To start, we will discuss what happened. This includes the experiences they went through, the emotions they are feeling, and their initial thoughts.
Start off by saying… “You guys just completed the immigration simulation and may be feeling many different things. We are going to start the debrief by [separating into your small groups and] discussing your thoughts and emotions.”
First, ask everyone to go around and say one word that describes their simulation experience, and why.
Then, connect similar emotions and feelings and ask some respondents why they said that word. (in big group)
The Story and Experience
Ask participants to describe their character, their experience, and their outcome. Choose participants who went through different characters to allow other participants to hear different aspects of the immigrant experience and make them more aware. (in small groups)
After participants share the story they walked through, allow two people with the same character (but different lanyard color) to compare their experience. Ask them how they were treated by volunteers at the stations, and elaborate on any differences. Explain that the color of the lanyard dictates the manner in which volunteers are supposed to treat them. Those with blue lanyards experience the worst forms of racism, rudeness and other microaggressions, along with unnecessarily long waits at stations. They are essentially deemed as the lowest priority. The pink lanyards are in the middle ground, and will have some microaggressions, but on a minor level. Finally, the yellow lanyards should be treated with respect, and have the opportunity to take pride and share about their country of origin. The impact of this is that oftentimes people will make judgments about you based off of something meaningless like the color of a lanyard.
The So What
After the discussion of what they just went through, you will then give the participants reasons why it was important and why it matters.
Start off by saying “Now that you guys discussed your characters and your experience, we will discuss why this all matters and why it is important.”

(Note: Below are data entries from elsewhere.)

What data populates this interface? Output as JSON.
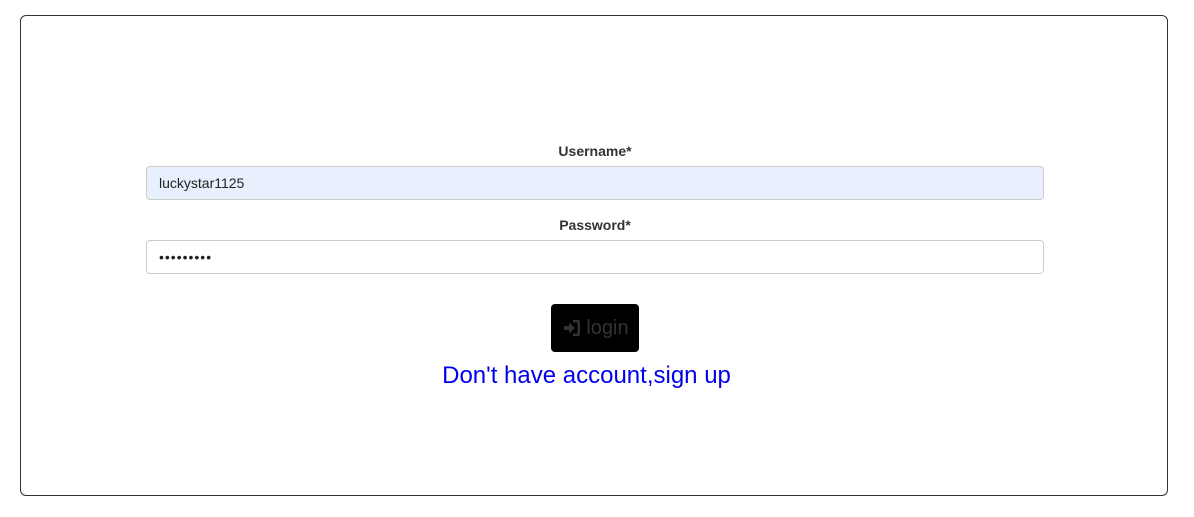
{
  "form": {
    "username_label": "Username*",
    "username_value": "luckystar1125",
    "password_label": "Password*",
    "password_value": "•••••••••",
    "login_label": "login",
    "login_icon": "sign-in-icon",
    "signup_link": "Don't have account,sign up"
  },
  "colors": {
    "autofill_bg": "#e8f0fe",
    "button_bg": "#000000",
    "link": "#0000ee",
    "border": "#333333"
  }
}
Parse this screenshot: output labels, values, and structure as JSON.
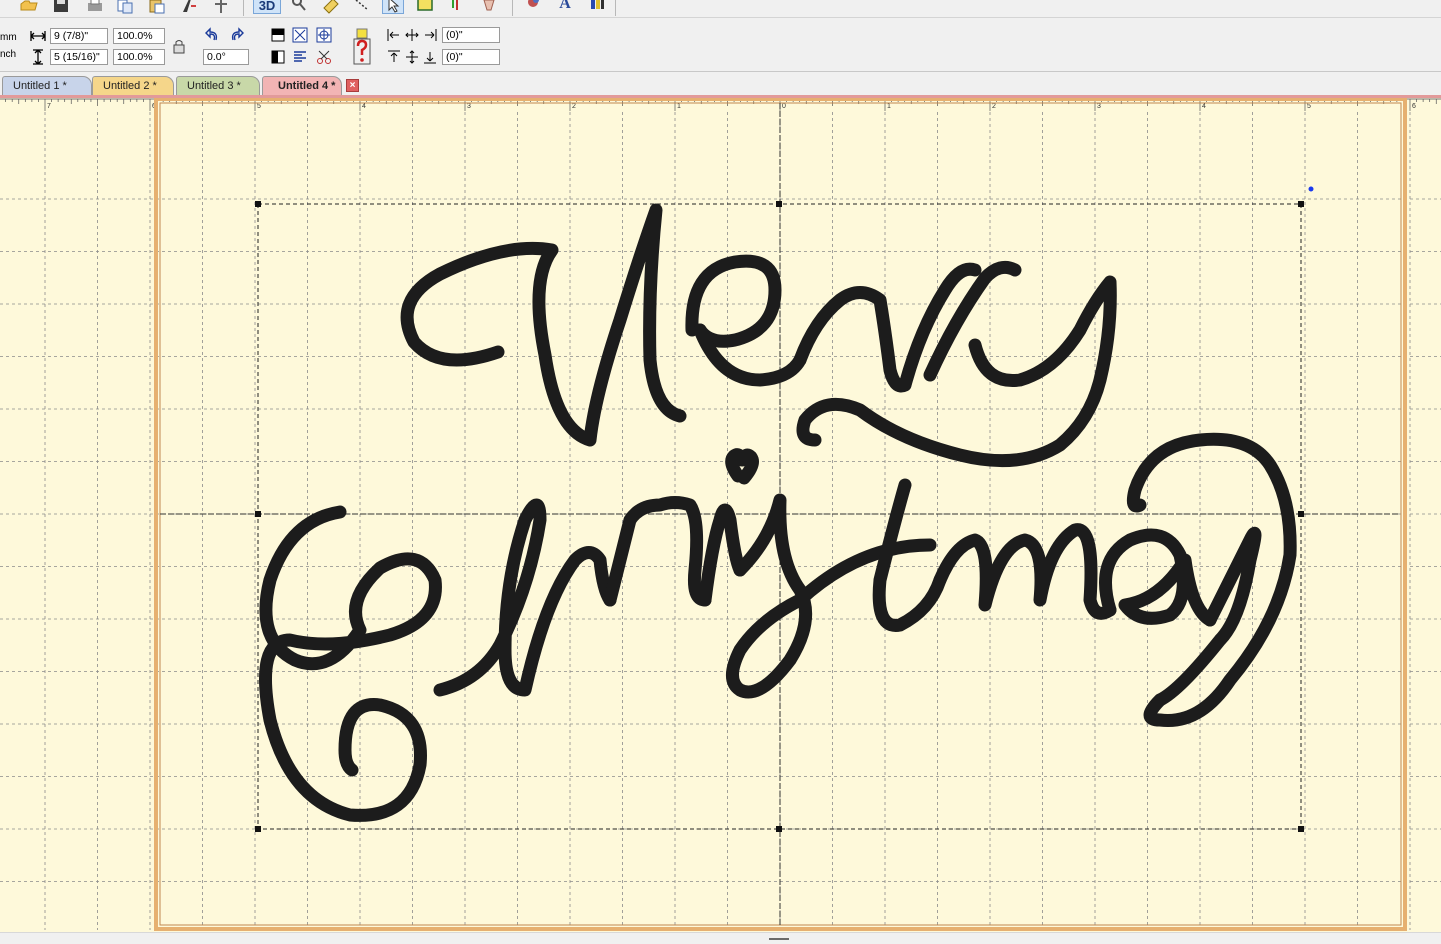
{
  "toolbar": {
    "icons": [
      "open-folder-icon",
      "save-icon",
      "print-icon",
      "copy-icon",
      "paste-icon",
      "design-icon",
      "split-icon",
      "3d-icon",
      "magnify-icon",
      "measure-icon",
      "stitch-icon",
      "pointer-icon",
      "hoop-icon",
      "needle-icon",
      "thread-icon",
      "color-icon",
      "lettering-icon",
      "color-bar-icon"
    ],
    "view_3d_label": "3D",
    "lettering_label": "A"
  },
  "properties": {
    "unit_mm": "mm",
    "unit_inch": "nch",
    "width_value": "9 (7/8)\"",
    "height_value": "5 (15/16)\"",
    "width_scale": "100.0%",
    "height_scale": "100.0%",
    "rotation": "0.0°",
    "offset_x": "(0)\"",
    "offset_y": "(0)\""
  },
  "tabs": [
    {
      "label": "Untitled 1 *",
      "color": "#c8d4ea",
      "active": false
    },
    {
      "label": "Untitled 2 *",
      "color": "#f5d68a",
      "active": false
    },
    {
      "label": "Untitled 3 *",
      "color": "#c8d8a8",
      "active": false
    },
    {
      "label": "Untitled 4 *",
      "color": "#f2b4b4",
      "active": true
    }
  ],
  "ruler": {
    "labels": [
      "7",
      "6",
      "5",
      "4",
      "3",
      "2",
      "1",
      "0",
      "1",
      "2",
      "3",
      "4",
      "5",
      "6"
    ]
  },
  "design": {
    "line1": "Merry",
    "line2": "Christmas",
    "thread_color": "#1c1c1c"
  },
  "colors": {
    "canvas_bg": "#fef9da",
    "hoop_border": "#e6b070",
    "grid_line": "#8a8a8a",
    "tab_accent": "#e29a9a"
  }
}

Ask them questions such as “why does empathy for immigrants matter?”, “what would it be like without immigrants?”, and “what do you believe the main reasons why we had this simulation?”

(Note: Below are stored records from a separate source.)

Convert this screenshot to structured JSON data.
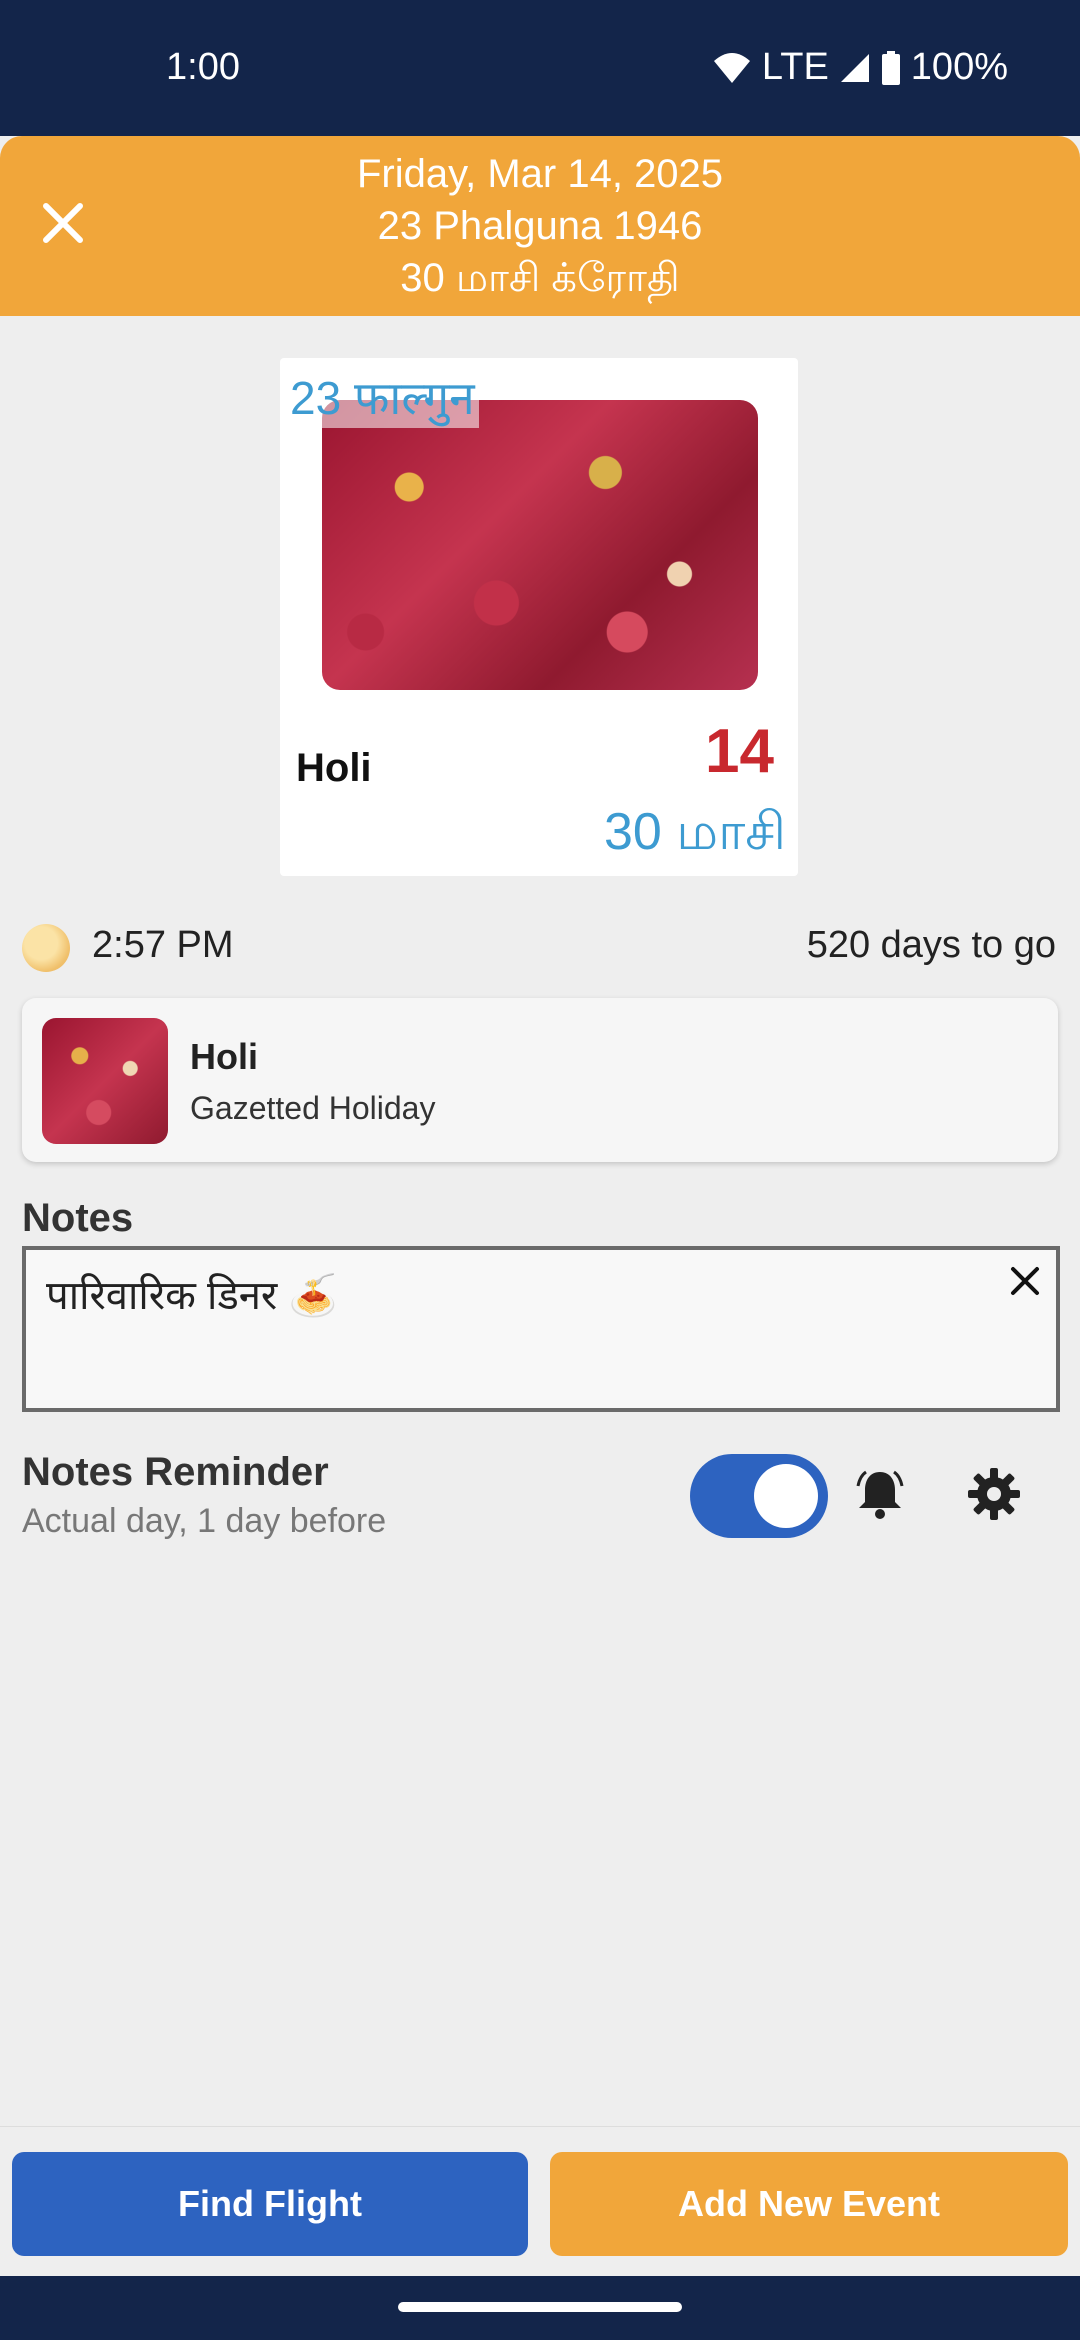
{
  "status_bar": {
    "time": "1:00",
    "network": "LTE",
    "battery": "100%"
  },
  "header": {
    "line1": "Friday, Mar 14, 2025",
    "line2": "23 Phalguna 1946",
    "line3": "30 மாசி க்ரோதி",
    "background_color": "#f1a63a"
  },
  "day_card": {
    "hindi_date": "23 फाल्गुन",
    "event_name": "Holi",
    "day_number": "14",
    "tamil_date": "30 மாசி"
  },
  "info_row": {
    "moon_time": "2:57 PM",
    "days_to_go": "520 days to go"
  },
  "holiday": {
    "title": "Holi",
    "type": "Gazetted Holiday"
  },
  "notes": {
    "label": "Notes",
    "value": "पारिवारिक डिनर  🍝"
  },
  "reminder": {
    "title": "Notes Reminder",
    "subtitle": "Actual day, 1 day before",
    "enabled": true
  },
  "buttons": {
    "find_flight": "Find Flight",
    "add_event": "Add New Event"
  },
  "colors": {
    "primary_blue": "#2d63c0",
    "accent_orange": "#f1a63a",
    "day_number_red": "#c8282e",
    "date_blue": "#3d9bd1"
  }
}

“So what comes next? How do we think we can help immigrants in our own communities?”
After this discussion concludes, move directly into the Call to Action.

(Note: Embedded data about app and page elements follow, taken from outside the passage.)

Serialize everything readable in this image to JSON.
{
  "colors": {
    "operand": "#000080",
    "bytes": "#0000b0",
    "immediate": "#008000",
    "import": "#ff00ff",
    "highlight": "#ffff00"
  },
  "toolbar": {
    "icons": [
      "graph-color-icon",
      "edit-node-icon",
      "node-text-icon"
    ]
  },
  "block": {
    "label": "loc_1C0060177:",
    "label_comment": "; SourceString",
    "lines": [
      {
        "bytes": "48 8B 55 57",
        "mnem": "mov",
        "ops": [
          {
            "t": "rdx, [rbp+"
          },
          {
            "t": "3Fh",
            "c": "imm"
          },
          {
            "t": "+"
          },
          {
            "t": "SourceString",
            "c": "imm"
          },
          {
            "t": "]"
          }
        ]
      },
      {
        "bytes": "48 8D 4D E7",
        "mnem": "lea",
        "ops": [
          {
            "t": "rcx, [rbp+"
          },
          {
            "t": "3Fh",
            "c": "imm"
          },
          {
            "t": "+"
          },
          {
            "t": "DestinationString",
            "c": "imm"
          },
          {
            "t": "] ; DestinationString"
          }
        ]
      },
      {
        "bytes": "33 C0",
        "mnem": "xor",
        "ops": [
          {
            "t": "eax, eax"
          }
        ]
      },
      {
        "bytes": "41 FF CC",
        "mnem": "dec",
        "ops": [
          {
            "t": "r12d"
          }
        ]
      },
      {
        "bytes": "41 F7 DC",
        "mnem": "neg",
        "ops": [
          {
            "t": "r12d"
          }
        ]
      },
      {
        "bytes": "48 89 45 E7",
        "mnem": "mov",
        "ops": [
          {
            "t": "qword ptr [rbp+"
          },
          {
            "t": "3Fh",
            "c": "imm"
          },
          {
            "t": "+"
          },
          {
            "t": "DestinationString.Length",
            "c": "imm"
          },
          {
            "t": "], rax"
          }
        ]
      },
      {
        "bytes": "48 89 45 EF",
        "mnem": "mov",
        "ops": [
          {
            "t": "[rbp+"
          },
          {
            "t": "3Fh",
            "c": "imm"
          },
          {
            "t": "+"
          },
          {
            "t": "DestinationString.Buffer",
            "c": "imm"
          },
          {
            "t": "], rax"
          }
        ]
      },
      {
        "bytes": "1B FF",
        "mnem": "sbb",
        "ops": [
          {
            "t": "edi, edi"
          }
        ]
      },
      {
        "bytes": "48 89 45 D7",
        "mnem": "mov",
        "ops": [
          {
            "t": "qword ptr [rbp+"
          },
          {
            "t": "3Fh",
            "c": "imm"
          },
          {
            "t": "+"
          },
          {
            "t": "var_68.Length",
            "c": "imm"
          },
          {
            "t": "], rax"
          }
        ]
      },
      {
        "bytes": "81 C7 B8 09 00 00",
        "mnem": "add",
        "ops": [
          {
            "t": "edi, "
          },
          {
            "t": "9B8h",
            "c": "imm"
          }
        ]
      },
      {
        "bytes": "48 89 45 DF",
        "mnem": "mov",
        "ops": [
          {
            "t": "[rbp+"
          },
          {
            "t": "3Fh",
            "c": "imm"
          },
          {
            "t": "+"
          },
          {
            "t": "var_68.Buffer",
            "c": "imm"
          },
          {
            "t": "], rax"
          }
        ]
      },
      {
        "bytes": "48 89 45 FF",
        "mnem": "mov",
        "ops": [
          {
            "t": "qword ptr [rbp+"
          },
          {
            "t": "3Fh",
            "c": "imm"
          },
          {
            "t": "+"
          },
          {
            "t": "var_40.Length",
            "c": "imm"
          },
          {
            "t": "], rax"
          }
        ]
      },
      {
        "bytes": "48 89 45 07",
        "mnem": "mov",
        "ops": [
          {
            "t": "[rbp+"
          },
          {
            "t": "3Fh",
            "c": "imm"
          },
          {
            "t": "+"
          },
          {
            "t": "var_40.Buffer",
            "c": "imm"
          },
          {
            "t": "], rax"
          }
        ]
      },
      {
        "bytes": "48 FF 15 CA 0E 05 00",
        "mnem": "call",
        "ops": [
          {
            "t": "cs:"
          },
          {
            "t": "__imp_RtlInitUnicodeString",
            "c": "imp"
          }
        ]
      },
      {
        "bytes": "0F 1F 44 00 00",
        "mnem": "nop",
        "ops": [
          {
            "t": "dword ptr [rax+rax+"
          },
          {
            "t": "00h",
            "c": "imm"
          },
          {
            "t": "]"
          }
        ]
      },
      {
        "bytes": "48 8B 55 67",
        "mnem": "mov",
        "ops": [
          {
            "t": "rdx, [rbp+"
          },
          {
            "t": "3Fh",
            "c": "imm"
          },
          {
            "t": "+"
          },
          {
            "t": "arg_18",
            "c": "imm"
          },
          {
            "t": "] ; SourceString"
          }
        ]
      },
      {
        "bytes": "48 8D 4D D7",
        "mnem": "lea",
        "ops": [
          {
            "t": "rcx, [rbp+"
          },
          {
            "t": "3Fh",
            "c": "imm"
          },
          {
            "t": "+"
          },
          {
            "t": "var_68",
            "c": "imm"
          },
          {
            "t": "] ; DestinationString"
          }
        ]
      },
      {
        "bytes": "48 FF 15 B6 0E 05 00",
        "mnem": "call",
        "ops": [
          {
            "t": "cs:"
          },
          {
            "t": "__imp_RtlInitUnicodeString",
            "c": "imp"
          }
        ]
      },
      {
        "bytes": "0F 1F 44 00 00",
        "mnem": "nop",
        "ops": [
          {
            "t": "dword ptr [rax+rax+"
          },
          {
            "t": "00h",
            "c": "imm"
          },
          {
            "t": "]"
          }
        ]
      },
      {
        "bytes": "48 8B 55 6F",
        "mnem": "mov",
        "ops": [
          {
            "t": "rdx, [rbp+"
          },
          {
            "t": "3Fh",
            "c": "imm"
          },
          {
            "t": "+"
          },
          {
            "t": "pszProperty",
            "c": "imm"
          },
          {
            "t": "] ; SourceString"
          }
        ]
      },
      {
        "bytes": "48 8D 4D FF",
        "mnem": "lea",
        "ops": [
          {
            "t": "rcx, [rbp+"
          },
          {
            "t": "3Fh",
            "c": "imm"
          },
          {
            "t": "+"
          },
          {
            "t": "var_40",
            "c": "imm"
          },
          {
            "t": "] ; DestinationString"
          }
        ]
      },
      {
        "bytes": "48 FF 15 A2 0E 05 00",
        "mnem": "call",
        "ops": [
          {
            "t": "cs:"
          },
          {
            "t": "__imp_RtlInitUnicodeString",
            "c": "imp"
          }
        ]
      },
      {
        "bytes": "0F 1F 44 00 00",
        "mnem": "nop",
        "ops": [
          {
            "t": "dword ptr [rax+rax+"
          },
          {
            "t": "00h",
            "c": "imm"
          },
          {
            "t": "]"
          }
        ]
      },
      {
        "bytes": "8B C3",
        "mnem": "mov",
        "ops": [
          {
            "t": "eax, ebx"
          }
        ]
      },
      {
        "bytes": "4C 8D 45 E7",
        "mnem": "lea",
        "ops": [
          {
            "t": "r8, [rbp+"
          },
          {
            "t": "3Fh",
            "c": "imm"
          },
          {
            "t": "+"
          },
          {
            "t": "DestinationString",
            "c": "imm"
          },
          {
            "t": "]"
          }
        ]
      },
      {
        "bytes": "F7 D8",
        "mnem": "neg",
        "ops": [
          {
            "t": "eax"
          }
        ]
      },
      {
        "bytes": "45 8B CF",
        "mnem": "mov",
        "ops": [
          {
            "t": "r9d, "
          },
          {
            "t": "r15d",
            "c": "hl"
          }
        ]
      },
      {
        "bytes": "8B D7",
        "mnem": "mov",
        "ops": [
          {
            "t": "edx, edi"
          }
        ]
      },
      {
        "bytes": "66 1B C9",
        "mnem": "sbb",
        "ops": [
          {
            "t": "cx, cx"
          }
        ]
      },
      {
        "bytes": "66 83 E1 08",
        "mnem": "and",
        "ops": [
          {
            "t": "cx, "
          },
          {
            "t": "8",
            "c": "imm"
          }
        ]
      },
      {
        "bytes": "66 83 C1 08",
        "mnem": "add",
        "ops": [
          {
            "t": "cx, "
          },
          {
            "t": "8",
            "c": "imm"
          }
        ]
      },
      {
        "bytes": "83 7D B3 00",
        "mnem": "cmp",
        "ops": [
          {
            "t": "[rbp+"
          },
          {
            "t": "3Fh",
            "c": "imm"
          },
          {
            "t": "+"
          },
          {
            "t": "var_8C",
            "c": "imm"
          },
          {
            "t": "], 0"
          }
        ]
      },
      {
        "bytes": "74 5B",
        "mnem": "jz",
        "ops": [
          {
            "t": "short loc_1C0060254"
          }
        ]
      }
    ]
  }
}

Call to Action
It is important for participants to have the resources in order to help immigrants. After group discussions are over, you will then give every participant an action packet filled with organizations in Tulsa which help immigrants. You will inform the participants of what is the action packet and what is on there along with the importance of these organizations saying “These organizations have contributed to the welfare of immigrants and has put tons of support for the immigrant community, if you are looking for a way to help immigrants than helping these organizations would contribute a lot.”
The pitch is the section where you can promote your organization and it does not have a set outline to this. You can discuss this among your organization and talk about how your social media, goals, and any other topic you would like the participants to know.
Here is the Link to the Action Packet
Conclusion of the Simulation
- Give participants the Initial Participant Follow-up Form via link.
Ideal Time Interval
- Thirty Minutes total:
First priority is to have all participants discuss their experience
in the simulation and have them relate this to their own lives.
Debrief Facilitator Cheat Sheet
 If there are multiple Debrief Groups. See “Organizing the Participants” above.